“We began doing business with, and getting inquiries from, shippers we had not dealt with before, including some household names,” he said. “We also proved that North Sea routes could handle far more freight, without any risk of terminal tailbacks, customs red tape, driver shortages, or industrial action.”

Geoff Lippitt, PD Ports’ business development director, said the modal shift from truck to containers and short-sea shipping was already underway.

“The role of coastal shipping for the next four to five years is going to be to find alternative routes to UK markets from the EU, and also for UK exports,” he told JOC.com.

“It will be interesting, because for a bulk shipment, you need one customs entry for 5,000 tons. For 5,000 tons shipped in trucks, you have at least 25 customs entries.”

It is this area of customs checks that is likely to present the greatest challenges for the UK in the event of a no-deal Brexit. For almost 40 years, the UK has enjoyed frictionless and customs-free trade with Europe, and many smaller shippers have never been required to declare goods. By the same token, there will not be enough customs officers should all imports and exports need to be inspected.

Robert Keen, director general of the British International Freight Association (BIFA), said his trade body had met with the government regarding increasing customs brokerage capacity at a time when the sector faces a huge shortage of staff of suitable quality

“We emphasized that it could take up to a year to train staff to be fully conversant to prepare a range of basic customs declarations, even if there was a sufficient number of trainers to train those staff, as well as relevant courses for them to attend,” Keen said.

An Organization for Economic Cooperation and Development (OECD) study found that documentation and customs compliance requirements, lengthy administrative procedures, and other delays could increase the transaction costs of goods transported by between 2 to 24 percent of the value of the good.
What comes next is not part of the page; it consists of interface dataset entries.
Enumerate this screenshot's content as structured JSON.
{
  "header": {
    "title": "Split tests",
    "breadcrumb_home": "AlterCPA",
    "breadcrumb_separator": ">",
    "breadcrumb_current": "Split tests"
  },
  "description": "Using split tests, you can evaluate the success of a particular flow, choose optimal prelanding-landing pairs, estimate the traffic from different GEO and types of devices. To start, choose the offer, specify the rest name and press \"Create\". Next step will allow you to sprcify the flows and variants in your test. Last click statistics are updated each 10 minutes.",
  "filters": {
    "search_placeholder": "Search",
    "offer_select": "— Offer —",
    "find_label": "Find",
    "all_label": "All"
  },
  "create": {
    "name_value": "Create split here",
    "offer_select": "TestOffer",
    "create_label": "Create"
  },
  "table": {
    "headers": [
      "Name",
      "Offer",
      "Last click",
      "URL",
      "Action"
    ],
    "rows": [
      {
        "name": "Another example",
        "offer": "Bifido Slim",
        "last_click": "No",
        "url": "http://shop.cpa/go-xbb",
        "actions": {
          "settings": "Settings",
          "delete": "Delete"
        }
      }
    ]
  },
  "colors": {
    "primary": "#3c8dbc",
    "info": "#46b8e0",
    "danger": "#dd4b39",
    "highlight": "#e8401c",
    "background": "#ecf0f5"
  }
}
Not ready for no deal

In a recent report by the Confederation of British Industry (CBI) titled “What Comes Next,” CBI sought the opinions of more than 50 trade associations across the UK economy to assess the readiness for Britain leaving the EU without having a withdrawal deal in place. Their conclusion was that neither the UK nor the EU was ready for a no-deal scenario.

In the run up to the original March 29 Brexit date, UK manufacturers and retailers began to build inventory, anticipating bottlenecks at key border crossings. Preparations cost business billions of pounds, the CBI report said, noting that stockpiling in the run up to March was so significant that it drove never-before-seen distortions in IHS Markit PMI data when manufacturing output growth and new factory orders accelerated to an eight-month high.

If shippers turn to short-sea shipping in large numbers, the smaller UK ports will need to be ready, but they are also being frustrated by government inaction.

Richard Ballantyne, CEO of the British Ports Association (BPA), told JOC.com that the border force that grants approvals for ports to facilitate international traffic and trade and has conditions relating to inspection facilities and licensing was heavily under-resourced.

“A lot of ports are still waiting for updated approvals, so this is not just a port issue, it is also a government issue,” he said at a BPA-hosted Coastal Shipping Summit in London.

Asked at the event for his comment on what his customers could expect after Brexit, the response by Rob Millatt, project manager for UK carrier Scotline, perfectly summed up the issue, “We know as much as anyone else, which is close to zero.”

Contact Greg Knowler at greg.knowler@ihsmarkit.com and follow him on Twitter: @greg_knowler.